# Task requirements
Copy out every line of the listing in which "header" appears.

· · ·

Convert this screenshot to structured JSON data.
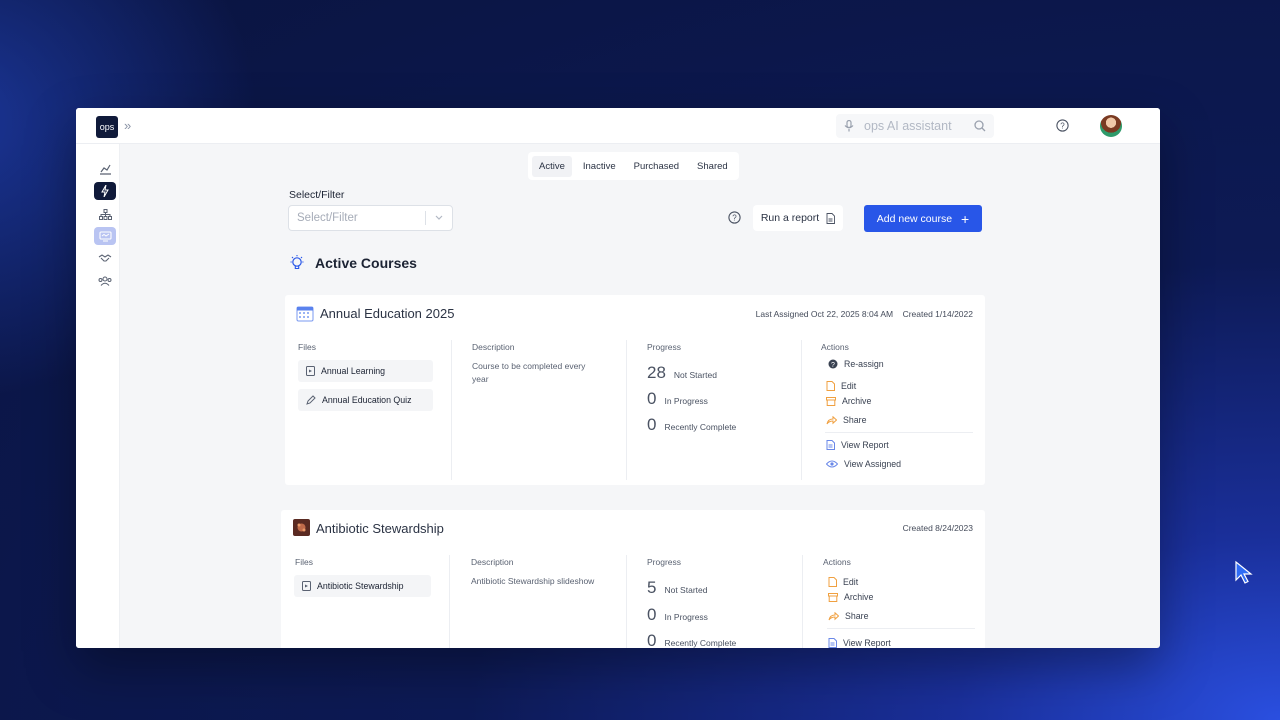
{
  "app": {
    "logo": "ops",
    "ai_placeholder": "ops AI assistant"
  },
  "sidebar": {
    "items": [
      {
        "icon": "dashboard-chart-icon"
      },
      {
        "icon": "lightning-icon"
      },
      {
        "icon": "org-chart-icon"
      },
      {
        "icon": "courses-icon"
      },
      {
        "icon": "handshake-icon"
      },
      {
        "icon": "team-icon"
      }
    ]
  },
  "tabs": [
    "Active",
    "Inactive",
    "Purchased",
    "Shared"
  ],
  "filter": {
    "label": "Select/Filter",
    "placeholder": "Select/Filter"
  },
  "buttons": {
    "run_report": "Run a report",
    "add_course": "Add new course"
  },
  "section_title": "Active Courses",
  "column_labels": {
    "files": "Files",
    "description": "Description",
    "progress": "Progress",
    "actions": "Actions"
  },
  "courses": [
    {
      "title": "Annual Education 2025",
      "last_assigned": "Last Assigned Oct 22, 2025 8:04 AM",
      "created": "Created 1/14/2022",
      "files": [
        "Annual Learning",
        "Annual Education Quiz"
      ],
      "description": "Course to be completed every year",
      "progress": [
        {
          "value": "28",
          "label": "Not Started"
        },
        {
          "value": "0",
          "label": "In Progress"
        },
        {
          "value": "0",
          "label": "Recently Complete"
        }
      ],
      "actions": [
        "Re-assign",
        "Edit",
        "Archive",
        "Share",
        "View Report",
        "View Assigned"
      ]
    },
    {
      "title": "Antibiotic Stewardship",
      "created": "Created 8/24/2023",
      "files": [
        "Antibiotic Stewardship"
      ],
      "description": "Antibiotic Stewardship slideshow",
      "progress": [
        {
          "value": "5",
          "label": "Not Started"
        },
        {
          "value": "0",
          "label": "In Progress"
        },
        {
          "value": "0",
          "label": "Recently Complete"
        }
      ],
      "actions": [
        "Edit",
        "Archive",
        "Share",
        "View Report"
      ]
    }
  ],
  "colors": {
    "primary": "#2856e8",
    "sidebar_active": "#b9c4f2",
    "logo_bg": "#101a3a",
    "accent_orange": "#f0a040"
  }
}
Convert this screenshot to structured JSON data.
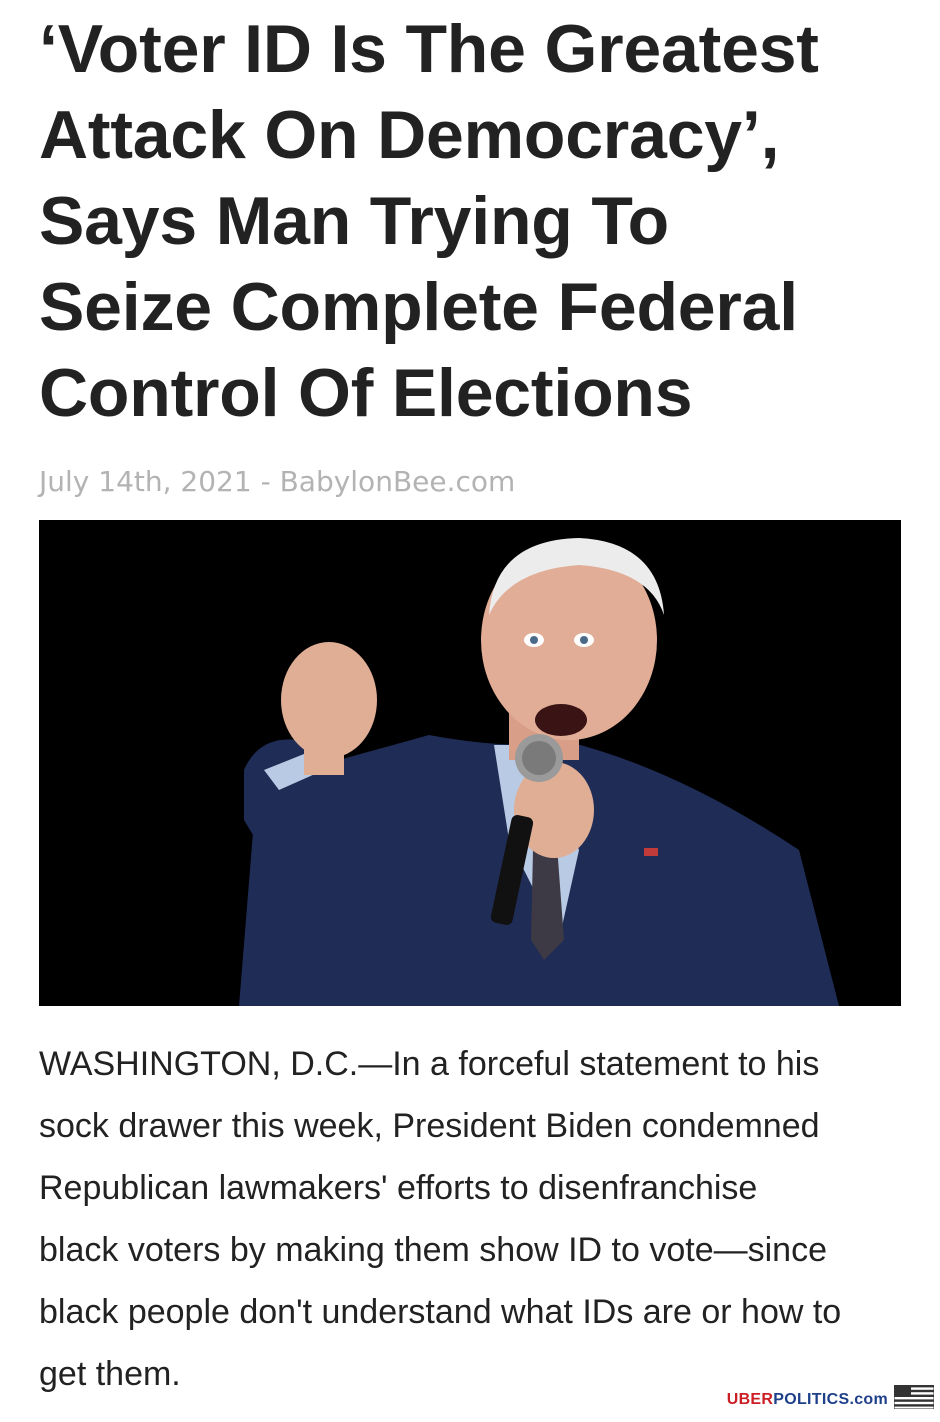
{
  "article": {
    "headline_lines": [
      "‘Voter ID Is The Greatest",
      "Attack On Democracy’,",
      "Says Man Trying To",
      "Seize Complete Federal",
      "Control Of Elections"
    ],
    "byline": "July 14th, 2021 - BabylonBee.com",
    "body_lines": [
      "WASHINGTON, D.C.—In a forceful statement to his",
      "sock drawer this week, President Biden condemned",
      "Republican lawmakers' efforts to disenfranchise",
      "black voters by making them show ID to vote—since",
      "black people don't understand what IDs are or how to",
      "get them."
    ]
  },
  "photo": {
    "subject": "man in navy suit speaking into microphone with raised fist",
    "background_color": "#000000"
  },
  "watermark": {
    "brand_part1": "UBER",
    "brand_part2": "POLITICS",
    "brand_suffix": ".com",
    "icon": "us-flag-icon",
    "colors": {
      "red": "#cc1f25",
      "blue": "#1e3f8a"
    }
  }
}
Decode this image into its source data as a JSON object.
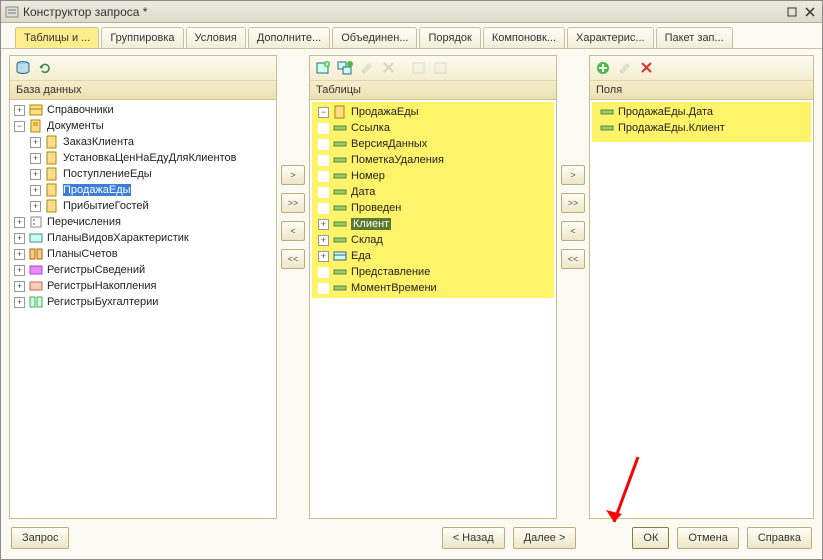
{
  "window": {
    "title": "Конструктор запроса *"
  },
  "tabs": [
    {
      "label": "Таблицы и ...",
      "active": true
    },
    {
      "label": "Группировка"
    },
    {
      "label": "Условия"
    },
    {
      "label": "Дополните..."
    },
    {
      "label": "Объединен..."
    },
    {
      "label": "Порядок"
    },
    {
      "label": "Компоновк..."
    },
    {
      "label": "Характерис..."
    },
    {
      "label": "Пакет зап..."
    }
  ],
  "db": {
    "header": "База данных",
    "items": [
      {
        "label": "Справочники",
        "icon": "catalog",
        "exp": "+"
      },
      {
        "label": "Документы",
        "icon": "doc",
        "exp": "-",
        "children": [
          {
            "label": "ЗаказКлиента",
            "icon": "doc",
            "exp": "+"
          },
          {
            "label": "УстановкаЦенНаЕдуДляКлиентов",
            "icon": "doc",
            "exp": "+"
          },
          {
            "label": "ПоступлениеЕды",
            "icon": "doc",
            "exp": "+"
          },
          {
            "label": "ПродажаЕды",
            "icon": "doc",
            "exp": "+",
            "selected": true
          },
          {
            "label": "ПрибытиеГостей",
            "icon": "doc",
            "exp": "+"
          }
        ]
      },
      {
        "label": "Перечисления",
        "icon": "enum",
        "exp": "+"
      },
      {
        "label": "ПланыВидовХарактеристик",
        "icon": "chartype",
        "exp": "+"
      },
      {
        "label": "ПланыСчетов",
        "icon": "accounts",
        "exp": "+"
      },
      {
        "label": "РегистрыСведений",
        "icon": "inforeg",
        "exp": "+"
      },
      {
        "label": "РегистрыНакопления",
        "icon": "accumreg",
        "exp": "+"
      },
      {
        "label": "РегистрыБухгалтерии",
        "icon": "accreg",
        "exp": "+"
      }
    ]
  },
  "tables": {
    "header": "Таблицы",
    "root": {
      "label": "ПродажаЕды",
      "icon": "doc",
      "exp": "-"
    },
    "fields": [
      {
        "label": "Ссылка",
        "icon": "field"
      },
      {
        "label": "ВерсияДанных",
        "icon": "field"
      },
      {
        "label": "ПометкаУдаления",
        "icon": "field"
      },
      {
        "label": "Номер",
        "icon": "field"
      },
      {
        "label": "Дата",
        "icon": "field"
      },
      {
        "label": "Проведен",
        "icon": "field"
      },
      {
        "label": "Клиент",
        "icon": "field",
        "exp": "+",
        "selected": true
      },
      {
        "label": "Склад",
        "icon": "field",
        "exp": "+"
      },
      {
        "label": "Еда",
        "icon": "table",
        "exp": "+"
      },
      {
        "label": "Представление",
        "icon": "field"
      },
      {
        "label": "МоментВремени",
        "icon": "field"
      }
    ]
  },
  "fields": {
    "header": "Поля",
    "items": [
      {
        "label": "ПродажаЕды.Дата",
        "icon": "field"
      },
      {
        "label": "ПродажаЕды.Клиент",
        "icon": "field"
      }
    ]
  },
  "footer": {
    "query": "Запрос",
    "back": "< Назад",
    "next": "Далее >",
    "ok": "ОК",
    "cancel": "Отмена",
    "help": "Справка"
  }
}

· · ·

# Response
    "header": "База данных",
    "header": "Таблицы",
    "header": "Поля",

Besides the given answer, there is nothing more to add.